I was just grown
when first I stood
deep within the Olive Groves.
on the Terrace Café at Night…
wind swept mountains and
winding paths led me home…
© Linda M. Neas 1996
Your work forms
a kaleidoscope of emotions…
illuminates the soul,
alone, like a white iris
in a sea of blue,
the sweetness of your soul
hidden by the masses.
The beauty of your touch
fills blank space
with whirling stars of light…
winding through the groves of humanity,
You capture images of light and dark,
space and form,
only to free them
on canvases of perpetual vision.
© Linda M. Neas 2000
If you hear a voice within you say 'you cannot paint,'
then by all means paint, and that voice will be silenced.
~ Vincent Van Gogh
It all started in childhood,
as innocence melted to shame,
that little voice of complaint.
"Why can't you be good?"
By the time the angst of teen years
came roaring in on a wave of hormones,
the voice had become a shout.
"You Can't Do Anything Right!"
As adulthood settled in
along with serious responsibility,
the voice was a raging roar.
"YOU'RE NOT GOOD ENOUGH!"
reading the words Vincent wrote,
the light of self-recognition
filled the darkness of doubt and self-loathing,
opening windows and doors long forgotten.
Words came tumbling out,
at first in a frenzy,
but eventually, in patterns
that could be shared -

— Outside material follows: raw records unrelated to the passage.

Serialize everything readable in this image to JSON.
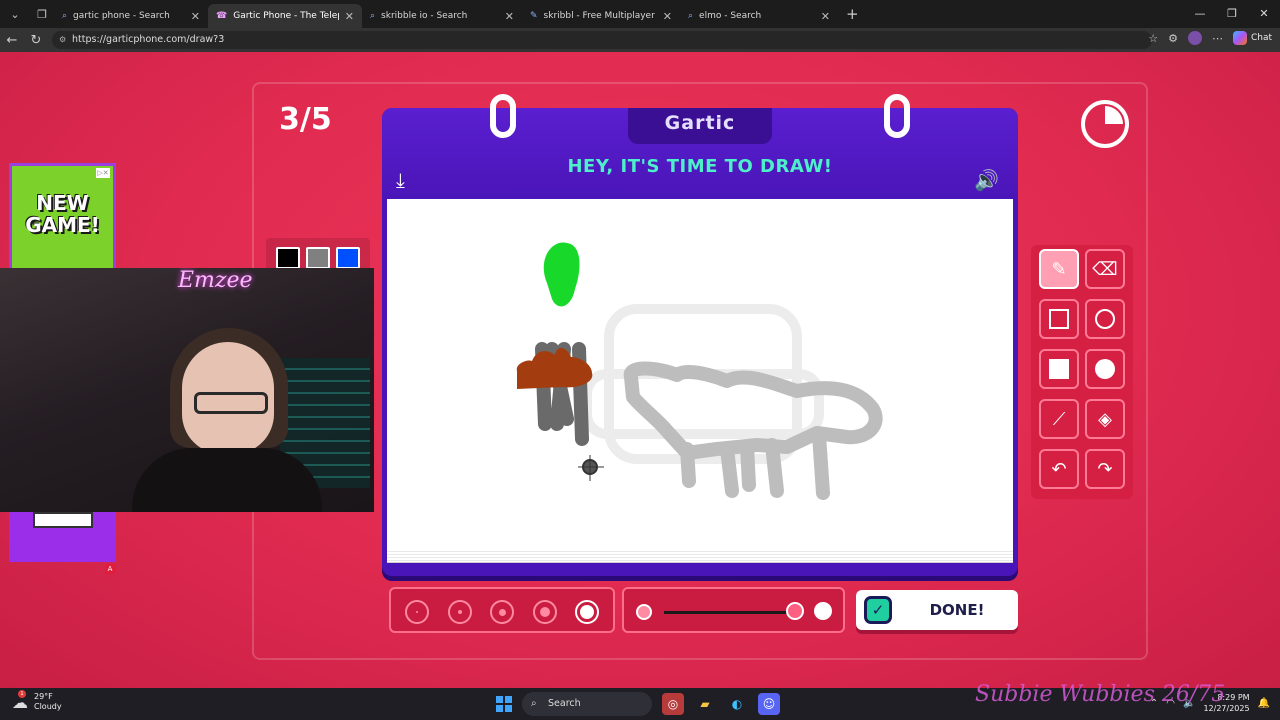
{
  "browser": {
    "tabs": [
      {
        "label": "gartic phone - Search",
        "icon": "search-icon",
        "active": false
      },
      {
        "label": "Gartic Phone - The Telephone Gam",
        "icon": "gartic-icon",
        "active": true
      },
      {
        "label": "skribble io - Search",
        "icon": "search-icon",
        "active": false
      },
      {
        "label": "skribbl - Free Multiplayer Drawing",
        "icon": "skribbl-icon",
        "active": false
      },
      {
        "label": "elmo - Search",
        "icon": "search-icon",
        "active": false
      }
    ],
    "url": "https://garticphone.com/draw?3",
    "chat_label": "Chat"
  },
  "game": {
    "round": "3/5",
    "logo": "Gartic",
    "headline": "HEY, IT'S TIME TO DRAW!",
    "done_label": "DONE!",
    "palette_colors": [
      "#000000",
      "#808080",
      "#0050ff"
    ],
    "selected_tool": "pencil",
    "tools": [
      "pencil",
      "eraser",
      "square-outline",
      "circle-outline",
      "square-filled",
      "circle-filled",
      "line",
      "fill-bucket",
      "undo",
      "redo"
    ],
    "brush_sizes": 5,
    "selected_brush_size": 5,
    "timer_elapsed_fraction": 0.25
  },
  "overlay": {
    "ad_text": "NEW GAME!",
    "cam_sign": "Emzee"
  },
  "taskbar": {
    "weather_temp": "29°F",
    "weather_desc": "Cloudy",
    "weather_badge": "1",
    "search_label": "Search",
    "time": "8:29 PM",
    "date": "12/27/2025"
  },
  "watermark": "Subbie Wubbies 26/75"
}
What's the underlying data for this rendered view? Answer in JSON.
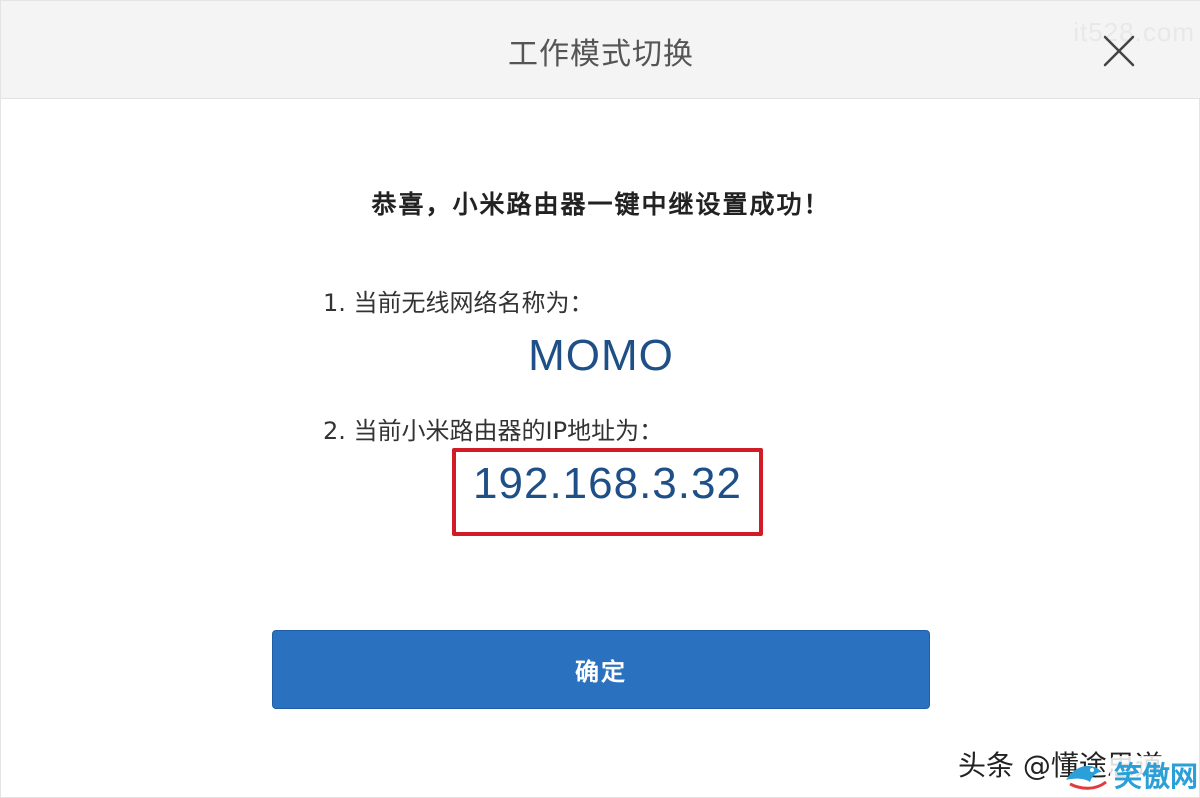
{
  "dialog": {
    "title": "工作模式切换",
    "watermark": "it528.com",
    "close_icon": "close-icon",
    "success_message": "恭喜，小米路由器一键中继设置成功！",
    "line1_label": "1. 当前无线网络名称为：",
    "ssid": "MOMO",
    "line2_label": "2. 当前小米路由器的IP地址为：",
    "ip_address": "192.168.3.32",
    "confirm_label": "确定"
  },
  "overlay": {
    "attribution": "头条 @懂途思道",
    "site_logo": "笑傲网"
  },
  "colors": {
    "title_bar": "#f4f4f4",
    "value_text": "#1e4f86",
    "highlight_border": "#d11b26",
    "button": "#2a72c0"
  }
}
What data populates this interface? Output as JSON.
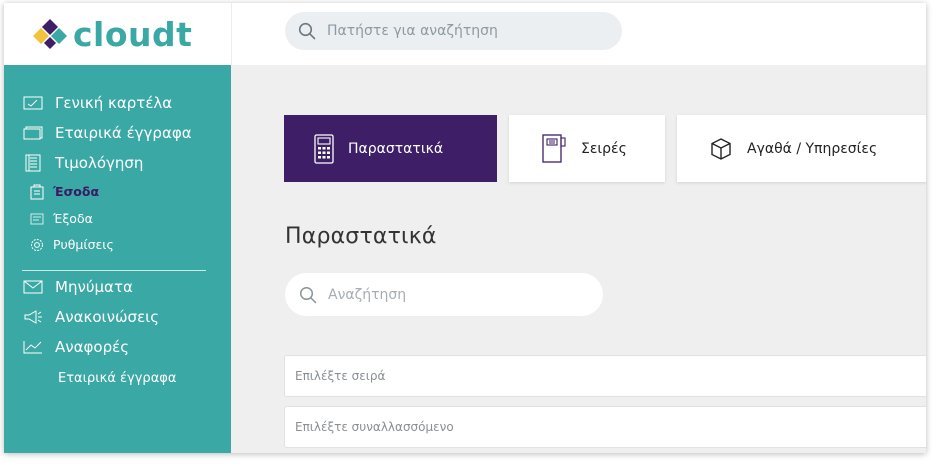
{
  "brand": {
    "name": "cloudt",
    "color": "#3aa8a4"
  },
  "header": {
    "search_placeholder": "Πατήστε για αναζήτηση"
  },
  "sidebar": {
    "items": [
      {
        "label": "Γενική καρτέλα",
        "icon": "dashboard-icon"
      },
      {
        "label": "Εταιρικά έγγραφα",
        "icon": "documents-icon"
      },
      {
        "label": "Τιμολόγηση",
        "icon": "invoice-icon"
      }
    ],
    "sub_items": [
      {
        "label": "Έσοδα",
        "icon": "income-icon",
        "active": true
      },
      {
        "label": "Έξοδα",
        "icon": "expenses-icon",
        "active": false
      },
      {
        "label": "Ρυθμίσεις",
        "icon": "settings-gear-icon",
        "active": false
      }
    ],
    "items_after_divider": [
      {
        "label": "Μηνύματα",
        "icon": "envelope-icon"
      },
      {
        "label": "Ανακοινώσεις",
        "icon": "megaphone-icon"
      },
      {
        "label": "Αναφορές",
        "icon": "chart-icon"
      }
    ],
    "extra_link": "Εταιρικά έγγραφα"
  },
  "tabs": [
    {
      "label": "Παραστατικά",
      "icon": "calculator-icon",
      "active": true
    },
    {
      "label": "Σειρές",
      "icon": "notebook-icon",
      "active": false
    },
    {
      "label": "Αγαθά / Υπηρεσίες",
      "icon": "box-icon",
      "active": false
    }
  ],
  "content": {
    "title": "Παραστατικά",
    "search_placeholder": "Αναζήτηση",
    "series_select_placeholder": "Επιλέξτε σειρά",
    "party_select_placeholder": "Επιλέξτε συναλλασσόμενο"
  },
  "colors": {
    "sidebar_bg": "#3aa8a4",
    "active_tab_bg": "#3e1f67",
    "active_sub_item": "#3b1a63",
    "logo_diamond_purple": "#3e1f67",
    "logo_diamond_yellow": "#f2c33c",
    "logo_diamond_green": "#3aa8a4"
  }
}
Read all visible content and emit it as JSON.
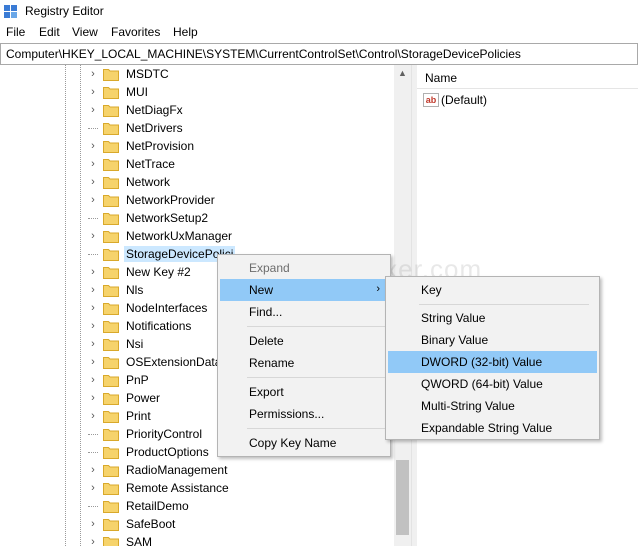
{
  "window": {
    "title": "Registry Editor"
  },
  "menubar": {
    "items": [
      "File",
      "Edit",
      "View",
      "Favorites",
      "Help"
    ]
  },
  "address": {
    "path": "Computer\\HKEY_LOCAL_MACHINE\\SYSTEM\\CurrentControlSet\\Control\\StorageDevicePolicies"
  },
  "tree": {
    "items": [
      {
        "label": "MSDTC",
        "expandable": true
      },
      {
        "label": "MUI",
        "expandable": true
      },
      {
        "label": "NetDiagFx",
        "expandable": true
      },
      {
        "label": "NetDrivers",
        "expandable": false
      },
      {
        "label": "NetProvision",
        "expandable": true
      },
      {
        "label": "NetTrace",
        "expandable": true
      },
      {
        "label": "Network",
        "expandable": true
      },
      {
        "label": "NetworkProvider",
        "expandable": true
      },
      {
        "label": "NetworkSetup2",
        "expandable": false
      },
      {
        "label": "NetworkUxManager",
        "expandable": true
      },
      {
        "label": "StorageDevicePolici",
        "expandable": false,
        "selected": true
      },
      {
        "label": "New Key #2",
        "expandable": true
      },
      {
        "label": "Nls",
        "expandable": true
      },
      {
        "label": "NodeInterfaces",
        "expandable": true
      },
      {
        "label": "Notifications",
        "expandable": true
      },
      {
        "label": "Nsi",
        "expandable": true
      },
      {
        "label": "OSExtensionDatab",
        "expandable": true
      },
      {
        "label": "PnP",
        "expandable": true
      },
      {
        "label": "Power",
        "expandable": true
      },
      {
        "label": "Print",
        "expandable": true
      },
      {
        "label": "PriorityControl",
        "expandable": false
      },
      {
        "label": "ProductOptions",
        "expandable": false
      },
      {
        "label": "RadioManagement",
        "expandable": true
      },
      {
        "label": "Remote Assistance",
        "expandable": true
      },
      {
        "label": "RetailDemo",
        "expandable": false
      },
      {
        "label": "SafeBoot",
        "expandable": true
      },
      {
        "label": "SAM",
        "expandable": true
      }
    ]
  },
  "values": {
    "column_name": "Name",
    "rows": [
      {
        "name": "(Default)",
        "icon": "string-value-icon"
      }
    ]
  },
  "context_menu": {
    "expand": "Expand",
    "new": "New",
    "find": "Find...",
    "delete": "Delete",
    "rename": "Rename",
    "export": "Export",
    "permissions": "Permissions...",
    "copy_key_name": "Copy Key Name",
    "submenu_arrow": "›"
  },
  "new_submenu": {
    "key": "Key",
    "string_value": "String Value",
    "binary_value": "Binary Value",
    "dword_value": "DWORD (32-bit) Value",
    "qword_value": "QWORD (64-bit) Value",
    "multi_string_value": "Multi-String Value",
    "expandable_string_value": "Expandable String Value"
  },
  "watermark": {
    "text": "WindowsFixer.com"
  },
  "colors": {
    "selection": "#cce8ff",
    "menu_highlight": "#91c9f7",
    "folder": "#f6d36b",
    "menu_bg": "#f2f2f2"
  }
}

patterns that made sense -
patterns that said,
"You're a writer! Good for you!"
© Linda M. Neas 2011